Kelsea Little named her bundle of joy after the three great Neils—Diamond, Young and Innes, the comic songwriter of Monty Python fame. But her Neil isn't a baby; it's a 7-foot-tall harp.
Little doesn't play the heavenly classical music for which the instrument's usually known. Instead, the 22-year-old, fiery-haired singer-songwritermakes gritty, rhythmic indie-folk. She cites fellow harpist Joanna Newsom as her biggest influence and likes to take solos as a guitarist would.
"I really want to make the harp cool," she says.
With her metaphorical lyrics and interesting arrangements (her recorded songs incorporate harp, piano, ukulele and guitar), she pushes wider boundaries, too. On Personal Myth, a solo album that's set to come out later this year, she comes across as a young drifter who's playing with identity, exploring fact and fiction while navigating her own path in life."I like the feeling of people thinking, What's that girl about?'" she says. "In some ways it's just fun, and in some ways it's a defense mechanism."
With her music, she explores why people do what they do—in a way, it's her unique contribution to the world.
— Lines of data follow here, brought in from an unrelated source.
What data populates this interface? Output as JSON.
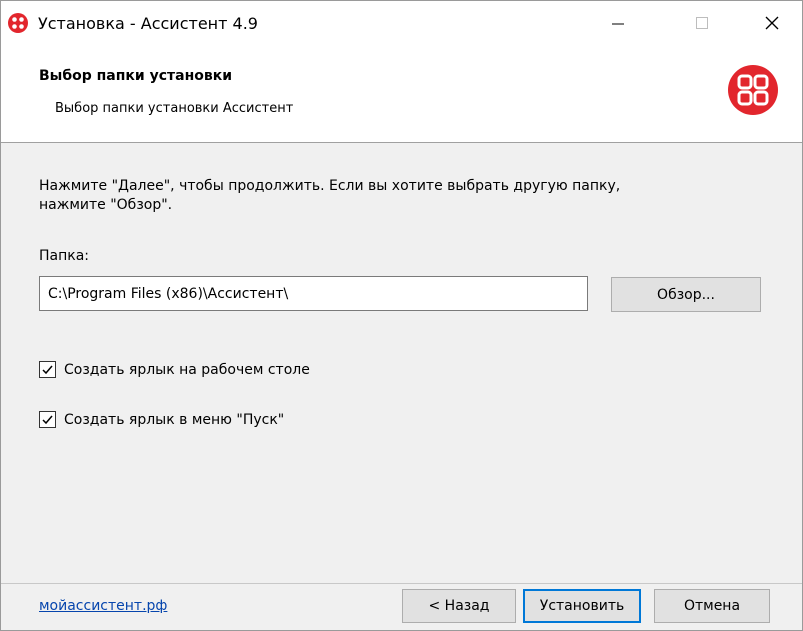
{
  "window": {
    "title": "Установка - Ассистент 4.9",
    "controls": {
      "minimize": "minimize-icon",
      "maximize": "maximize-icon",
      "close": "close-icon"
    }
  },
  "header": {
    "title": "Выбор папки установки",
    "subtitle": "Выбор папки установки Ассистент",
    "logo_icon": "assistant-logo-icon",
    "logo_color": "#e2262d"
  },
  "content": {
    "instruction": "Нажмите \"Далее\", чтобы продолжить. Если вы хотите выбрать другую папку,\nнажмите \"Обзор\".",
    "folder_label": "Папка:",
    "folder_path": "C:\\Program Files (x86)\\Ассистент\\",
    "browse_label": "Обзор...",
    "checkboxes": [
      {
        "label": "Создать ярлык на рабочем столе",
        "checked": true
      },
      {
        "label": "Создать ярлык в меню \"Пуск\"",
        "checked": true
      }
    ]
  },
  "footer": {
    "site_link": "мойассистент.рф",
    "back_label": "< Назад",
    "install_label": "Установить",
    "cancel_label": "Отмена",
    "link_color": "#0645ad",
    "focus_color": "#0078d7"
  }
}
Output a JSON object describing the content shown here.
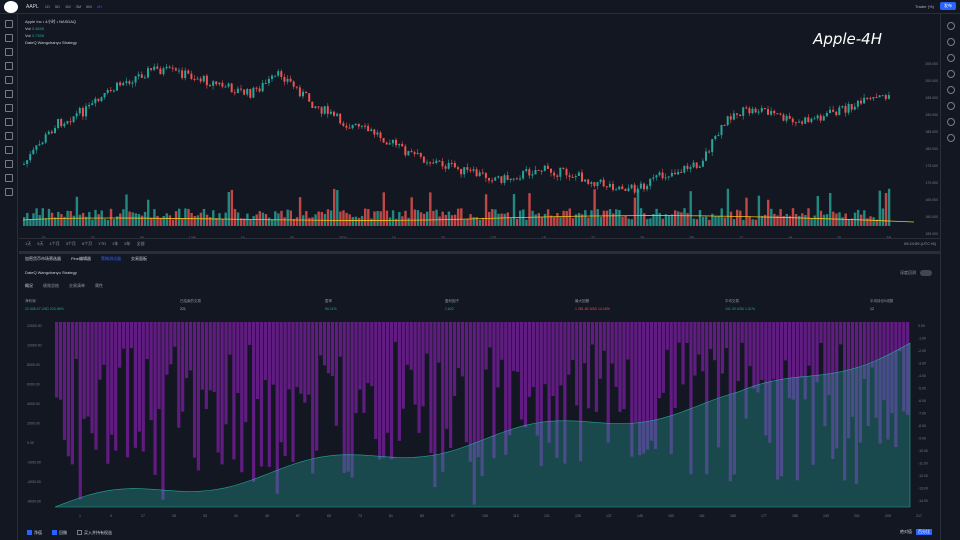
{
  "topbar": {
    "symbol": "AAPL",
    "timeframes": [
      "1D",
      "5D",
      "1M",
      "3M",
      "6M",
      "4H"
    ],
    "active_tf": "4H",
    "publish": "发布",
    "trader": "Trader (%)"
  },
  "legend": {
    "title": "Apple Inc • 4小时 • NASDAQ",
    "vol_label": "Vol",
    "vol1": "3.465K",
    "vol2": "3.735K",
    "strategy": "DateQ Wangchanyu Strategy"
  },
  "watermark": "Apple-4H",
  "price_axis": [
    "205.000",
    "200.000",
    "195.000",
    "190.000",
    "185.000",
    "180.000",
    "175.000",
    "170.000",
    "165.000",
    "160.000",
    "155.000"
  ],
  "time_axis": [
    "15",
    "22",
    "29",
    "12/5",
    "19",
    "26",
    "2024",
    "16",
    "23",
    "1/31",
    "15",
    "22",
    "29",
    "2/5",
    "12",
    "19",
    "26",
    "3/5"
  ],
  "rangebar": {
    "ranges": [
      "1天",
      "5天",
      "1个月",
      "3个月",
      "6个月",
      "YTD",
      "1年",
      "5年",
      "全部"
    ],
    "clock": "09:24:59 (UTC+8)",
    "rth": "RTH",
    "adj": "ADJ"
  },
  "panel_tabs": [
    "加密货币市场筛选器",
    "Pine编辑器",
    "策略测试器",
    "交易面板"
  ],
  "active_panel_tab": "策略测试器",
  "strategy_name": "DateQ Wangchanyu Strategy",
  "toggle_label": "深度回测",
  "subtabs": [
    "概况",
    "绩效总结",
    "交易清单",
    "属性"
  ],
  "metrics": [
    {
      "label": "净利润",
      "value": "22 406.47 USD  224.06%",
      "color": "green"
    },
    {
      "label": "已结束的交易",
      "value": "221",
      "color": "plain"
    },
    {
      "label": "胜率",
      "value": "56.11%",
      "color": "green"
    },
    {
      "label": "盈利因子",
      "value": "1.622",
      "color": "green"
    },
    {
      "label": "最大回撤",
      "value": "1 281.60 USD  14.15%",
      "color": "red"
    },
    {
      "label": "平均交易",
      "value": "101.39 USD  1.01%",
      "color": "green"
    },
    {
      "label": "平均持仓K线数",
      "value": "12",
      "color": "plain"
    }
  ],
  "perf_yaxis": [
    "12000.00",
    "10000.00",
    "8000.00",
    "6000.00",
    "4000.00",
    "2000.00",
    "0.00",
    "-2000.00",
    "-4000.00",
    "-6000.00"
  ],
  "perf_right_axis": [
    "0.00",
    "-1.00",
    "-2.00",
    "-3.00",
    "-4.00",
    "-5.00",
    "-6.00",
    "-7.00",
    "-8.00",
    "-9.00",
    "-10.00",
    "-11.00",
    "-12.00",
    "-13.00",
    "-14.00"
  ],
  "perf_xaxis": [
    "1",
    "9",
    "17",
    "25",
    "33",
    "41",
    "49",
    "57",
    "65",
    "73",
    "81",
    "89",
    "97",
    "105",
    "113",
    "121",
    "129",
    "137",
    "145",
    "153",
    "161",
    "169",
    "177",
    "185",
    "193",
    "201",
    "209",
    "217"
  ],
  "bottombar": {
    "equity": "净值",
    "drawdown": "回撤",
    "buyhold": "买入并持有权益",
    "abs": "绝对值",
    "pct": "百分比"
  },
  "colors": {
    "up": "#26a69a",
    "down": "#ef5350",
    "accent": "#2962ff",
    "purple": "#7b1fa2",
    "equity": "#26a69a"
  }
}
"My two main interests in life are creating art [and] helping people," she says. "I think everyone who has that interest in life finds different ways to do it . I realized a few years ago, this is my way."
Kelsea Little performs with Rob Deez, Kenny Eng and 13 others at Lestat's on Wednesday, Sept. 28. kelsealittle.com